Print every line exactly as it appears in the material below.

Records shown —
/---

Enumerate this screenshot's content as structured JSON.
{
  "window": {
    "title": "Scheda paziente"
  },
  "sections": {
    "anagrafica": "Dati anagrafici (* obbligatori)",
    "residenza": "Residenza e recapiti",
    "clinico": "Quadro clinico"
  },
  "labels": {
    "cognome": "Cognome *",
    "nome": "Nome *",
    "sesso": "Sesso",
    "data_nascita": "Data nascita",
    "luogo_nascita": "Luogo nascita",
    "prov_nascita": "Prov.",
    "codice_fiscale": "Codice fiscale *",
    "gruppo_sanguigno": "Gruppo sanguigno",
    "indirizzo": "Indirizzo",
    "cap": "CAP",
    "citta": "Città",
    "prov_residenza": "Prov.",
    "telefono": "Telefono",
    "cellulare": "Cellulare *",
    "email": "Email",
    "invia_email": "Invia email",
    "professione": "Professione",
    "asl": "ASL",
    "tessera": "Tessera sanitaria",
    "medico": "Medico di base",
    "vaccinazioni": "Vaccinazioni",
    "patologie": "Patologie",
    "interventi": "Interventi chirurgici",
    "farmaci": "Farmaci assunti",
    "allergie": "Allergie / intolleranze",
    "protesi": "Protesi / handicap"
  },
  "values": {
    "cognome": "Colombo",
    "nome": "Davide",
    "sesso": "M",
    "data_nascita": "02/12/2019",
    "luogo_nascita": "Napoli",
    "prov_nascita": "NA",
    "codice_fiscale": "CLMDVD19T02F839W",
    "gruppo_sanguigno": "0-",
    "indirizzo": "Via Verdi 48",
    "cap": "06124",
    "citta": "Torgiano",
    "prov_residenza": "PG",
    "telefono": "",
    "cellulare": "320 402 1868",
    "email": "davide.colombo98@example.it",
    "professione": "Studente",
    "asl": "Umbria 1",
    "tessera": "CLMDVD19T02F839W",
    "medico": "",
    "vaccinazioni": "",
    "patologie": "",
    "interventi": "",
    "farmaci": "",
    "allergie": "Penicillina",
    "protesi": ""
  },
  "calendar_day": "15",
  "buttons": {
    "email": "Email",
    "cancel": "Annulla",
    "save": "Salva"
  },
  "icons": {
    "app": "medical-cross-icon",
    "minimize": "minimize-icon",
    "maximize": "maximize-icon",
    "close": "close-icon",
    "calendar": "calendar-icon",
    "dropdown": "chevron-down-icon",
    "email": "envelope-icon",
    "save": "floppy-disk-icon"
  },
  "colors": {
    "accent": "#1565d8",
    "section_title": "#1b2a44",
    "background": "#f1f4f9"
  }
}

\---

Response to this exercise —
Enumerate this screenshot's content as structured JSON.
{
  "window": {
    "title": "Scheda paziente"
  },
  "sections": {
    "anagrafica": "Dati anagrafici (* obbligatori)",
    "residenza": "Residenza e recapiti",
    "clinico": "Quadro clinico"
  },
  "labels": {
    "cognome": "Cognome *",
    "nome": "Nome *",
    "sesso": "Sesso",
    "data_nascita": "Data nascita",
    "luogo_nascita": "Luogo nascita",
    "prov_nascita": "Prov.",
    "codice_fiscale": "Codice fiscale *",
    "gruppo_sanguigno": "Gruppo sanguigno",
    "indirizzo": "Indirizzo",
    "cap": "CAP",
    "citta": "Città",
    "prov_residenza": "Prov.",
    "telefono": "Telefono",
    "cellulare": "Cellulare *",
    "email": "Email",
    "invia_email": "Invia email",
    "professione": "Professione",
    "asl": "ASL",
    "tessera": "Tessera sanitaria",
    "medico": "Medico di base",
    "vaccinazioni": "Vaccinazioni",
    "patologie": "Patologie",
    "interventi": "Interventi chirurgici",
    "farmaci": "Farmaci assunti",
    "allergie": "Allergie / intolleranze",
    "protesi": "Protesi / handicap"
  },
  "values": {
    "cognome": "Colombo",
    "nome": "Davide",
    "sesso": "M",
    "data_nascita": "02/12/2019",
    "luogo_nascita": "Napoli",
    "prov_nascita": "NA",
    "codice_fiscale": "CLMDVD19T02F839W",
    "gruppo_sanguigno": "0-",
    "indirizzo": "Via Verdi 48",
    "cap": "06124",
    "citta": "Torgiano",
    "prov_residenza": "PG",
    "telefono": "",
    "cellulare": "320 402 1868",
    "email": "davide.colombo98@example.it",
    "professione": "Studente",
    "asl": "Umbria 1",
    "tessera": "CLMDVD19T02F839W",
    "medico": "",
    "vaccinazioni": "",
    "patologie": "",
    "interventi": "",
    "farmaci": "",
    "allergie": "Penicillina",
    "protesi": ""
  },
  "calendar_day": "15",
  "buttons": {
    "email": "Email",
    "cancel": "Annulla",
    "save": "Salva"
  },
  "icons": {
    "app": "medical-cross-icon",
    "minimize": "minimize-icon",
    "maximize": "maximize-icon",
    "close": "close-icon",
    "calendar": "calendar-icon",
    "dropdown": "chevron-down-icon",
    "email": "envelope-icon",
    "save": "floppy-disk-icon"
  },
  "colors": {
    "accent": "#1565d8",
    "section_title": "#1b2a44",
    "background": "#f1f4f9"
  }
}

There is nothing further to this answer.